Chapter 4 is entirely dedicated to listing the surviving airframes complete with airframe number, current location and status along with many photos of the airframes in various states of restoration and airworthiness. Not necessarily the first time I’ve seen this included in a reference book – but definitely the most complete and informative.
The final chapter entitled The Big Boomerang is a complete review of the 1/32nd scale Montex Boomerang kit (now Alleycat). Having this kit in my stash I was pleased to read through this – but even more delighted to read that a full build feature of this kit will be available on the Valiant Wings webpage as of August 1st – now THAT is incredible!
Just when I thought I couldn’t possibly ask for more from this book, I hit the appendices. The appendices are broken down into five parts. Part I is a list of Boomerang kits. The list includes some of the box art, type of model (injection moulded, limited run, resin etc) I had no idea that there had been so many kits released – and I’m pretty good at keeping my finger on the pulse (I actually already have three Boomerang models to build!) Part II and III round out this out nicely with a list of aftermarket parts and decals available. Part IV is a comprehensive list of every CA-12/13/19 airframe built and as much information as you could want for each.
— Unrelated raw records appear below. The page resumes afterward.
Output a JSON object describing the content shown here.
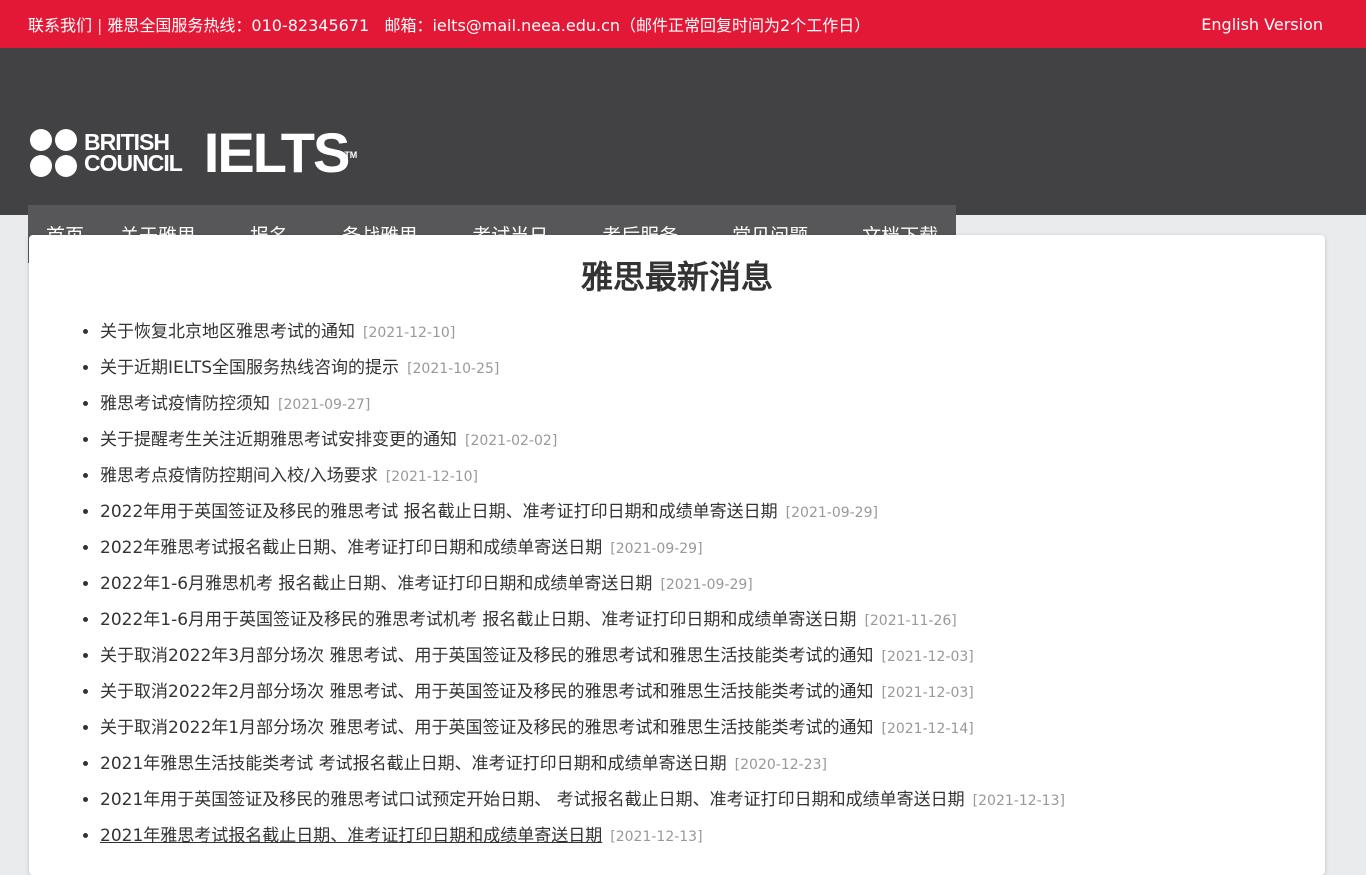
{
  "topbar": {
    "contact_label": "联系我们",
    "divider": "|",
    "hotline": "雅思全国服务热线：010-82345671",
    "email": "邮箱：ielts@mail.neea.edu.cn（邮件正常回复时间为2个工作日）",
    "english_link": "English Version",
    "bg_color": "#e31837"
  },
  "header": {
    "bc_line1": "BRITISH",
    "bc_line2": "COUNCIL",
    "ielts": "IELTS",
    "tm": "TM",
    "bg_color": "#424244"
  },
  "nav": {
    "items": [
      {
        "label": "首页",
        "dropdown": false
      },
      {
        "label": "关于雅思",
        "dropdown": true
      },
      {
        "label": "报名",
        "dropdown": true
      },
      {
        "label": "备战雅思",
        "dropdown": true
      },
      {
        "label": "考试当日",
        "dropdown": true
      },
      {
        "label": "考后服务",
        "dropdown": true
      },
      {
        "label": "常见问题",
        "dropdown": true
      },
      {
        "label": "文档下载",
        "dropdown": false
      }
    ]
  },
  "main": {
    "title": "雅思最新消息",
    "news": [
      {
        "title": "关于恢复北京地区雅思考试的通知",
        "date": "[2021-12-10]"
      },
      {
        "title": "关于近期IELTS全国服务热线咨询的提示",
        "date": "[2021-10-25]"
      },
      {
        "title": "雅思考试疫情防控须知",
        "date": "[2021-09-27]"
      },
      {
        "title": "关于提醒考生关注近期雅思考试安排变更的通知",
        "date": "[2021-02-02]"
      },
      {
        "title": "雅思考点疫情防控期间入校/入场要求",
        "date": "[2021-12-10]"
      },
      {
        "title": "2022年用于英国签证及移民的雅思考试 报名截止日期、准考证打印日期和成绩单寄送日期",
        "date": "[2021-09-29]"
      },
      {
        "title": "2022年雅思考试报名截止日期、准考证打印日期和成绩单寄送日期",
        "date": "[2021-09-29]"
      },
      {
        "title": "2022年1-6月雅思机考 报名截止日期、准考证打印日期和成绩单寄送日期",
        "date": "[2021-09-29]"
      },
      {
        "title": "2022年1-6月用于英国签证及移民的雅思考试机考 报名截止日期、准考证打印日期和成绩单寄送日期",
        "date": "[2021-11-26]"
      },
      {
        "title": "关于取消2022年3月部分场次 雅思考试、用于英国签证及移民的雅思考试和雅思生活技能类考试的通知",
        "date": "[2021-12-03]"
      },
      {
        "title": "关于取消2022年2月部分场次 雅思考试、用于英国签证及移民的雅思考试和雅思生活技能类考试的通知",
        "date": "[2021-12-03]"
      },
      {
        "title": "关于取消2022年1月部分场次 雅思考试、用于英国签证及移民的雅思考试和雅思生活技能类考试的通知",
        "date": "[2021-12-14]"
      },
      {
        "title": "2021年雅思生活技能类考试 考试报名截止日期、准考证打印日期和成绩单寄送日期",
        "date": "[2020-12-23]"
      },
      {
        "title": "2021年用于英国签证及移民的雅思考试口试预定开始日期、 考试报名截止日期、准考证打印日期和成绩单寄送日期",
        "date": "[2021-12-13]"
      },
      {
        "title": "2021年雅思考试报名截止日期、准考证打印日期和成绩单寄送日期",
        "date": "[2021-12-13]"
      }
    ]
  }
}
The very last page of this Airframe Album is the bibliography – which serves to highlight other Boomerang references. Especially handy for a subject like this where any reference material is hard to find – let alone a library’s worth.
Which brings me full circle to the point I was trying to make in the first place – I wont dare say that this is the perfect reference book, but it is very comprehensive and I sincerely can’t think of a single thing that I would have liked to have seen that wasn’t included. Generally we all know what to expect from a reference book – but it’s a delightful surprise when they include material we hadn’t even thought to ask for which also proves useful in knowing more about the type we’re researching and further inspires us to build.
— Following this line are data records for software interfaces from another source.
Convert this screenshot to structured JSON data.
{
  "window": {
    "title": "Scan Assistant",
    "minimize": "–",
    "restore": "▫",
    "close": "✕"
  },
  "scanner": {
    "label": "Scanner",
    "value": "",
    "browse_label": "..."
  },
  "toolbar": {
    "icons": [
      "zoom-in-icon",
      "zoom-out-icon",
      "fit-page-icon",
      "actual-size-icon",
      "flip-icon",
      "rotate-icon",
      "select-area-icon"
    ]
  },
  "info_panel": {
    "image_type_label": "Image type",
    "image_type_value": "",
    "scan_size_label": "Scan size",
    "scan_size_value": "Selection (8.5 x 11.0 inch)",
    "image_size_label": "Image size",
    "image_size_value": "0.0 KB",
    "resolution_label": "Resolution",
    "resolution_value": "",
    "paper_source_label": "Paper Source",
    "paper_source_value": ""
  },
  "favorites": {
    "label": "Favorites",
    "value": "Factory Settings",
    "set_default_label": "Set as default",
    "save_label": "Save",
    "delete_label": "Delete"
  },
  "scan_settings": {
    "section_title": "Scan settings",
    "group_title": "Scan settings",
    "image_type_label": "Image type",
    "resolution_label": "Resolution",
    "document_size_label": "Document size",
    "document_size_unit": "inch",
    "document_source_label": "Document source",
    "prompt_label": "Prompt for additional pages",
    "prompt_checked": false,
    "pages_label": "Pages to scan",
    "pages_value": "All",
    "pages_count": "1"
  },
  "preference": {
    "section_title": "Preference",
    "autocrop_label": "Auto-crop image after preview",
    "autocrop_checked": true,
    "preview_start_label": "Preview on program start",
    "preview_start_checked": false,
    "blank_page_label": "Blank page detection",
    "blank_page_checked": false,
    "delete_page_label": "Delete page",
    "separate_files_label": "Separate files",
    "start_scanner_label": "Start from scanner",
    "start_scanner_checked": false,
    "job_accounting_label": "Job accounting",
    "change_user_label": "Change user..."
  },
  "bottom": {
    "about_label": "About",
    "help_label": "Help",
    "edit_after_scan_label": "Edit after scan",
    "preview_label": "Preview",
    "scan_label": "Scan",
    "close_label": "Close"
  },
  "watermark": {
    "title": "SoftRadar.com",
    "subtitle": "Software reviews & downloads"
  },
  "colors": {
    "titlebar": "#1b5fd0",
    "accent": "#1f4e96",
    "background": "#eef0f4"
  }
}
So it comes as no surprise at this point that I wholeheartedly recommend this title. Mere months ago I never would have thought that one of the best books I own would be on a subject like the CAC Boomerang – but I’m even more delighted now that I have the book in my hands than I was when I saw the title announced. I will definitely be picking up as many titles in the Airframe Album series as I can based entirely on the impression that this book has left on me. Very, very well done – kudos to Richard Franks and the folks at Valiant Wings.